[Problem description]: The entries are to be repeated in full, without any change.

[Data under study]:
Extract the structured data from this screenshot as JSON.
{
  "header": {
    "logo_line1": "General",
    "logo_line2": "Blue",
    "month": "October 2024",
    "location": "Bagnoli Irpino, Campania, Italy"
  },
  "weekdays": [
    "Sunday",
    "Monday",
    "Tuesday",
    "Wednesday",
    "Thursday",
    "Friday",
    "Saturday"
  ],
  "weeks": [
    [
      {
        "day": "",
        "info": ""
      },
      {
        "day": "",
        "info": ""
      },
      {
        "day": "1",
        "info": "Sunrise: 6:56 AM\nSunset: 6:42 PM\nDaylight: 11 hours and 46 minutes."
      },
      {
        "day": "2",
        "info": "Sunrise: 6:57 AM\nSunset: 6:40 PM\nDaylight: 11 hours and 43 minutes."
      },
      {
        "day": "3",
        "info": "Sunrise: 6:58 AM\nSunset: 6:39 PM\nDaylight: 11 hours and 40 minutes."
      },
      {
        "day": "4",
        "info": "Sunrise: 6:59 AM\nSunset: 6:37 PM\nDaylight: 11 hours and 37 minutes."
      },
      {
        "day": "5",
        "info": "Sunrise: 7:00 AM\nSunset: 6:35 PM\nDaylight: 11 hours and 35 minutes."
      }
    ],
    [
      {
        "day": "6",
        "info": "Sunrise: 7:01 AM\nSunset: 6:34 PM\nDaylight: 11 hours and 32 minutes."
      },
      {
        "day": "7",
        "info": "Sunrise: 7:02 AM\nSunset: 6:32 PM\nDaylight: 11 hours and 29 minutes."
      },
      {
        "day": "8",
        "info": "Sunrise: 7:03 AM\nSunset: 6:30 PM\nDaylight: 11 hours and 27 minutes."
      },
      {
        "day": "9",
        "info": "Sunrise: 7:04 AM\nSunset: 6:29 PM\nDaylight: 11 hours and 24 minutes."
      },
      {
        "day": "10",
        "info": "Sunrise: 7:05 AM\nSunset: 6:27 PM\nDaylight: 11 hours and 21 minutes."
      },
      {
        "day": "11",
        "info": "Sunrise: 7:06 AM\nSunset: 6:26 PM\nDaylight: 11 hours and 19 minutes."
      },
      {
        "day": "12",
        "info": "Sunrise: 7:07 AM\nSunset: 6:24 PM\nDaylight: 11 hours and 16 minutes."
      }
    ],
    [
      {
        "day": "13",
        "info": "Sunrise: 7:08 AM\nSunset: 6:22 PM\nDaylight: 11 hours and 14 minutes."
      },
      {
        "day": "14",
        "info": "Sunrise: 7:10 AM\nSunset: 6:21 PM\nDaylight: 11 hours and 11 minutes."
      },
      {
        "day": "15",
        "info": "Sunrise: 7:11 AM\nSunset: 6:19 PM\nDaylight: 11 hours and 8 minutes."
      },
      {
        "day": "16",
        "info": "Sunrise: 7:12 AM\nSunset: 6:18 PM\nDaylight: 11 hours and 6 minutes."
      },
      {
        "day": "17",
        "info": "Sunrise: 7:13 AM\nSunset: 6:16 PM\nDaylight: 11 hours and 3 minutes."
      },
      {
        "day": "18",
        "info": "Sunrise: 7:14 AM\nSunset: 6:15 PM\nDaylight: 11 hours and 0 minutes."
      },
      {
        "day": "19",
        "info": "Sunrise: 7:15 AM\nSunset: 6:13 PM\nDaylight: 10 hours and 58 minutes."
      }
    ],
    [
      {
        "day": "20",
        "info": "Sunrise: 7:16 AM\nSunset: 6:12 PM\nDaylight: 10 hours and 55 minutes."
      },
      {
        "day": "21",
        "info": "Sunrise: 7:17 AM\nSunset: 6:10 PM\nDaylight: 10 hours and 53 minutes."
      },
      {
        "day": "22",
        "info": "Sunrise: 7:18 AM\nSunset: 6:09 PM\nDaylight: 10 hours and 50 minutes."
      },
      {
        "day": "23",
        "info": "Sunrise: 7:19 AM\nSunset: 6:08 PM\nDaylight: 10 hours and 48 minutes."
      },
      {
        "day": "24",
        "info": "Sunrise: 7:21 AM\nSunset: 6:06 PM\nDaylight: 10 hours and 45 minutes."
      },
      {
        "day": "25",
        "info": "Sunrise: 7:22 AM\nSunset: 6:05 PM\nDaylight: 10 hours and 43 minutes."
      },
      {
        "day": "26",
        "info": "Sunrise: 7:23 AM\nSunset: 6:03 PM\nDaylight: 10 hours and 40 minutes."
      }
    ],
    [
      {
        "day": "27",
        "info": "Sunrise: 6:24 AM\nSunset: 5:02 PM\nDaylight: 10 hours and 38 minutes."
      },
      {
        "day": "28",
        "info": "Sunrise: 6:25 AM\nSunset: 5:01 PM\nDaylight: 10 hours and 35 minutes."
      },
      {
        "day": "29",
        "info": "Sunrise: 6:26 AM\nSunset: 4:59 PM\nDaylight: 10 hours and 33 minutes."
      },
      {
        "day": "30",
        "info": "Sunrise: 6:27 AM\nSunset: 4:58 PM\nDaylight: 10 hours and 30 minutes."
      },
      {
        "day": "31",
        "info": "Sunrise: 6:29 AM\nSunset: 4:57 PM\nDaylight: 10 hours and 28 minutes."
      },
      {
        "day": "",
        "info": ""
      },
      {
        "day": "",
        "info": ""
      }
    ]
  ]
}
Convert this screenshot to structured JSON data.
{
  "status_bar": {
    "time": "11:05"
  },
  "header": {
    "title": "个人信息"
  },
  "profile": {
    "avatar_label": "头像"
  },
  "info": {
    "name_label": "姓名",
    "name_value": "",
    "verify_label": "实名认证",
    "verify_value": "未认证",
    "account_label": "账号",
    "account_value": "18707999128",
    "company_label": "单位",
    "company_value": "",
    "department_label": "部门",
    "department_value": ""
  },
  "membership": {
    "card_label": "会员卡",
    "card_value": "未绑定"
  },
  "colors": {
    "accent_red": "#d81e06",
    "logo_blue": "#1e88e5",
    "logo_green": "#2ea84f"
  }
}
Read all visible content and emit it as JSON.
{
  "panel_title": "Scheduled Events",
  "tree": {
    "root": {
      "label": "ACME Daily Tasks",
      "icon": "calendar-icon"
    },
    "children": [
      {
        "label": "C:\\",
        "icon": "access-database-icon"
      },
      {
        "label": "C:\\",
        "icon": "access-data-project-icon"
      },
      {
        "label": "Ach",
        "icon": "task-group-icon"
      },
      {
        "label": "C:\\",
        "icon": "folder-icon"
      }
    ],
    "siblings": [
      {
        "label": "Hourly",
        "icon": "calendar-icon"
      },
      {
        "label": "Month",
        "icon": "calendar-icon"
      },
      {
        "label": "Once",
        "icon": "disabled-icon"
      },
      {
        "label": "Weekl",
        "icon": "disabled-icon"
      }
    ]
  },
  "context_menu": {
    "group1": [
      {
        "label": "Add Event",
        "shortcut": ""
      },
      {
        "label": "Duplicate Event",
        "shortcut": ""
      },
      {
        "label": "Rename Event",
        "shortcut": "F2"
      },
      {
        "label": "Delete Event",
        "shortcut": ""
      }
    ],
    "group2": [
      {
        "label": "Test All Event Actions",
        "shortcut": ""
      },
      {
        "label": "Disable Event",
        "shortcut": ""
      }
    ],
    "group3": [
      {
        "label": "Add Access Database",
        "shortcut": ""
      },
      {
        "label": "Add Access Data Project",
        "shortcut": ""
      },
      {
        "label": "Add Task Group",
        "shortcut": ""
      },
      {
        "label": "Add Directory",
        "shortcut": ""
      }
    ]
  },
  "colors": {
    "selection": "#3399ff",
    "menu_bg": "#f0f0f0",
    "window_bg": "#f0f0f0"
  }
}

[Result for this task]:
Extract the structured data from this screenshot as JSON.
{
  "header": {
    "logo_line1": "General",
    "logo_line2": "Blue",
    "month": "October 2024",
    "location": "Bagnoli Irpino, Campania, Italy"
  },
  "weekdays": [
    "Sunday",
    "Monday",
    "Tuesday",
    "Wednesday",
    "Thursday",
    "Friday",
    "Saturday"
  ],
  "weeks": [
    [
      {
        "day": "",
        "info": ""
      },
      {
        "day": "",
        "info": ""
      },
      {
        "day": "1",
        "info": "Sunrise: 6:56 AM\nSunset: 6:42 PM\nDaylight: 11 hours and 46 minutes."
      },
      {
        "day": "2",
        "info": "Sunrise: 6:57 AM\nSunset: 6:40 PM\nDaylight: 11 hours and 43 minutes."
      },
      {
        "day": "3",
        "info": "Sunrise: 6:58 AM\nSunset: 6:39 PM\nDaylight: 11 hours and 40 minutes."
      },
      {
        "day": "4",
        "info": "Sunrise: 6:59 AM\nSunset: 6:37 PM\nDaylight: 11 hours and 37 minutes."
      },
      {
        "day": "5",
        "info": "Sunrise: 7:00 AM\nSunset: 6:35 PM\nDaylight: 11 hours and 35 minutes."
      }
    ],
    [
      {
        "day": "6",
        "info": "Sunrise: 7:01 AM\nSunset: 6:34 PM\nDaylight: 11 hours and 32 minutes."
      },
      {
        "day": "7",
        "info": "Sunrise: 7:02 AM\nSunset: 6:32 PM\nDaylight: 11 hours and 29 minutes."
      },
      {
        "day": "8",
        "info": "Sunrise: 7:03 AM\nSunset: 6:30 PM\nDaylight: 11 hours and 27 minutes."
      },
      {
        "day": "9",
        "info": "Sunrise: 7:04 AM\nSunset: 6:29 PM\nDaylight: 11 hours and 24 minutes."
      },
      {
        "day": "10",
        "info": "Sunrise: 7:05 AM\nSunset: 6:27 PM\nDaylight: 11 hours and 21 minutes."
      },
      {
        "day": "11",
        "info": "Sunrise: 7:06 AM\nSunset: 6:26 PM\nDaylight: 11 hours and 19 minutes."
      },
      {
        "day": "12",
        "info": "Sunrise: 7:07 AM\nSunset: 6:24 PM\nDaylight: 11 hours and 16 minutes."
      }
    ],
    [
      {
        "day": "13",
        "info": "Sunrise: 7:08 AM\nSunset: 6:22 PM\nDaylight: 11 hours and 14 minutes."
      },
      {
        "day": "14",
        "info": "Sunrise: 7:10 AM\nSunset: 6:21 PM\nDaylight: 11 hours and 11 minutes."
      },
      {
        "day": "15",
        "info": "Sunrise: 7:11 AM\nSunset: 6:19 PM\nDaylight: 11 hours and 8 minutes."
      },
      {
        "day": "16",
        "info": "Sunrise: 7:12 AM\nSunset: 6:18 PM\nDaylight: 11 hours and 6 minutes."
      },
      {
        "day": "17",
        "info": "Sunrise: 7:13 AM\nSunset: 6:16 PM\nDaylight: 11 hours and 3 minutes."
      },
      {
        "day": "18",
        "info": "Sunrise: 7:14 AM\nSunset: 6:15 PM\nDaylight: 11 hours and 0 minutes."
      },
      {
        "day": "19",
        "info": "Sunrise: 7:15 AM\nSunset: 6:13 PM\nDaylight: 10 hours and 58 minutes."
      }
    ],
    [
      {
        "day": "20",
        "info": "Sunrise: 7:16 AM\nSunset: 6:12 PM\nDaylight: 10 hours and 55 minutes."
      },
      {
        "day": "21",
        "info": "Sunrise: 7:17 AM\nSunset: 6:10 PM\nDaylight: 10 hours and 53 minutes."
      },
      {
        "day": "22",
        "info": "Sunrise: 7:18 AM\nSunset: 6:09 PM\nDaylight: 10 hours and 50 minutes."
      },
      {
        "day": "23",
        "info": "Sunrise: 7:19 AM\nSunset: 6:08 PM\nDaylight: 10 hours and 48 minutes."
      },
      {
        "day": "24",
        "info": "Sunrise: 7:21 AM\nSunset: 6:06 PM\nDaylight: 10 hours and 45 minutes."
      },
      {
        "day": "25",
        "info": "Sunrise: 7:22 AM\nSunset: 6:05 PM\nDaylight: 10 hours and 43 minutes."
      },
      {
        "day": "26",
        "info": "Sunrise: 7:23 AM\nSunset: 6:03 PM\nDaylight: 10 hours and 40 minutes."
      }
    ],
    [
      {
        "day": "27",
        "info": "Sunrise: 6:24 AM\nSunset: 5:02 PM\nDaylight: 10 hours and 38 minutes."
      },
      {
        "day": "28",
        "info": "Sunrise: 6:25 AM\nSunset: 5:01 PM\nDaylight: 10 hours and 35 minutes."
      },
      {
        "day": "29",
        "info": "Sunrise: 6:26 AM\nSunset: 4:59 PM\nDaylight: 10 hours and 33 minutes."
      },
      {
        "day": "30",
        "info": "Sunrise: 6:27 AM\nSunset: 4:58 PM\nDaylight: 10 hours and 30 minutes."
      },
      {
        "day": "31",
        "info": "Sunrise: 6:29 AM\nSunset: 4:57 PM\nDaylight: 10 hours and 28 minutes."
      },
      {
        "day": "",
        "info": ""
      },
      {
        "day": "",
        "info": ""
      }
    ]
  ]
}
Convert this screenshot to structured JSON data.
{
  "status_bar": {
    "time": "11:05"
  },
  "header": {
    "title": "个人信息"
  },
  "profile": {
    "avatar_label": "头像"
  },
  "info": {
    "name_label": "姓名",
    "name_value": "",
    "verify_label": "实名认证",
    "verify_value": "未认证",
    "account_label": "账号",
    "account_value": "18707999128",
    "company_label": "单位",
    "company_value": "",
    "department_label": "部门",
    "department_value": ""
  },
  "membership": {
    "card_label": "会员卡",
    "card_value": "未绑定"
  },
  "colors": {
    "accent_red": "#d81e06",
    "logo_blue": "#1e88e5",
    "logo_green": "#2ea84f"
  }
}
Read all visible content and emit it as JSON.
{
  "panel_title": "Scheduled Events",
  "tree": {
    "root": {
      "label": "ACME Daily Tasks",
      "icon": "calendar-icon"
    },
    "children": [
      {
        "label": "C:\\",
        "icon": "access-database-icon"
      },
      {
        "label": "C:\\",
        "icon": "access-data-project-icon"
      },
      {
        "label": "Ach",
        "icon": "task-group-icon"
      },
      {
        "label": "C:\\",
        "icon": "folder-icon"
      }
    ],
    "siblings": [
      {
        "label": "Hourly",
        "icon": "calendar-icon"
      },
      {
        "label": "Month",
        "icon": "calendar-icon"
      },
      {
        "label": "Once",
        "icon": "disabled-icon"
      },
      {
        "label": "Weekl",
        "icon": "disabled-icon"
      }
    ]
  },
  "context_menu": {
    "group1": [
      {
        "label": "Add Event",
        "shortcut": ""
      },
      {
        "label": "Duplicate Event",
        "shortcut": ""
      },
      {
        "label": "Rename Event",
        "shortcut": "F2"
      },
      {
        "label": "Delete Event",
        "shortcut": ""
      }
    ],
    "group2": [
      {
        "label": "Test All Event Actions",
        "shortcut": ""
      },
      {
        "label": "Disable Event",
        "shortcut": ""
      }
    ],
    "group3": [
      {
        "label": "Add Access Database",
        "shortcut": ""
      },
      {
        "label": "Add Access Data Project",
        "shortcut": ""
      },
      {
        "label": "Add Task Group",
        "shortcut": ""
      },
      {
        "label": "Add Directory",
        "shortcut": ""
      }
    ]
  },
  "colors": {
    "selection": "#3399ff",
    "menu_bg": "#f0f0f0",
    "window_bg": "#f0f0f0"
  }
}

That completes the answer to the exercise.